No matter what your teen's interest—sports, music, clothing, TV, video games, friends, school—ask questions and learn what's going on.
Try to eat together whenever possible.
Mealtimes are good times to talk and listen.
Answer questions directly and honestly.
If you have made a mistake, admit it.
“I'm sorry” are very powerful words for a teenager to hear from parents.
Notice your teen's feelings.
“You seem upset about your relationship with _____.”
Be aware of your own reactions and emotions.
Teenagers are great at saying or doing things that annoy their parents. Take time to think about your responses and decisions to your teen's requests.
Offer your opinion without lecturing or judging.
Know that you may hear something with which you disagree. Avoid statements like, “That's stupid.” or “You're wrong.” Try saying, “I hear you, but this is how I see it…”
Give all of your attention.
If the phone rings, don't answer it. It also is difficult to talk while doing other things, like watching TV.
“Is there something I can do to help?”
When talking is difficult
Yelling, threatening, blaming, and name-calling can only make matters worse. Sometimes teens just don't want to talk with their parents.
Consider helping your teen find other caring adults who share your values. It may be easier to hear advice from one of these other adults.
Keeping your teen safe
Know where your child is after school.
The most common time for teenagers to get into trouble is between 2:00 and 6:00 pm. If not supervised, this is often when teens fight, use drugs, and have sex.
Talk with your child about carrying a weapon.
Carrying a weapon makes people feel bold, leading to foolish behaviors. Carrying a weapon gives a false sense of protection and makes your teen less safe.
Teach your child that it takes more courage to walk away from a fight than to fight.
Most young people hurt in fights have been fighting with someone they know. Teach your child how to resolve problems without fighting. Your example is the best way for your child to learn this.
Let your teen know that it is more important to know how to walk away from a fight than how to win one, and that it is possible to stand up for yourself without fighting.
If your teen gets into a fight
Often teenagers who get into a fight are just in the wrong place at the wrong time. Sometimes fighting is the only choice they know.
Talk about what happened:

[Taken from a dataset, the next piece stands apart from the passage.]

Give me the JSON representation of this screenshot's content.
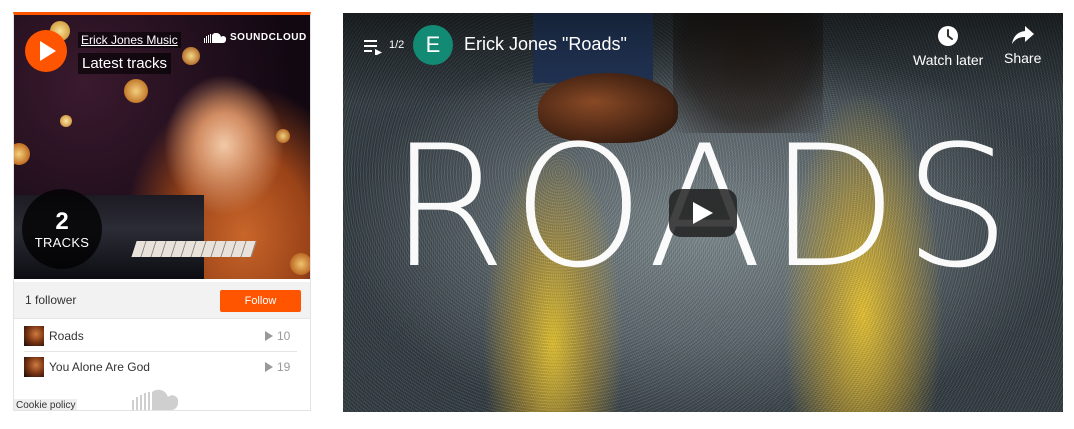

Find out what caused the fight. This helps avoid future fights. Did it start with an argument? An insult? Was it revenge? Did it result from being robbed? Getting jumped?
Listen to the whole story. Try not to interrupt, scold, judge, or problem solve. Just listen.
Being hurt in a fight can be scary and embarrassing. It's important to pay attention to your teen's feelings.
Find out if the fight is over:
Help resolve the problem. “Are you still afraid? Are you thinking of getting even? Do you think the other person is looking for revenge?”
Involve your teen in finding a solution. “What else could you have done besides fight? Is there someone else who can help you and _____ find a solution to this problem?”
Develop a safety plan for the future:
Change routes to avoid known threats. “Is there another way that you can get home? Can you leave home or school at a different time? Try not to travel alone.”
Guard against robbery. “Always know what's going on around you, especially if you are wearing new clothes or flashy jewelry. It may be better to just hand it over. Things can be replaced; you can't.”
Seek a safe place when being followed. “Walk or run into a store, police or fire station, or any other public building. Tell them it's an emergency and ask to use the phone to call for a ride. Or, go to a friend's home and get inside quickly.”
When your teen may need help
Your teen may need help if you notice any of the following warning signs:
Not talking, or a change in communication style
Feeling down most of the time—losing interest in friends or activities
Change in school performance, skipping school, or maybe even dropping out
Trouble with the law
If you or your teenager needs help, please contact your pediatrician.
The information contained in this publication should not be used as a substitute for the medical care and advice of your pediatrician. There may be variations in treatment that your pediatrician may recommend based on individual facts and circumstances.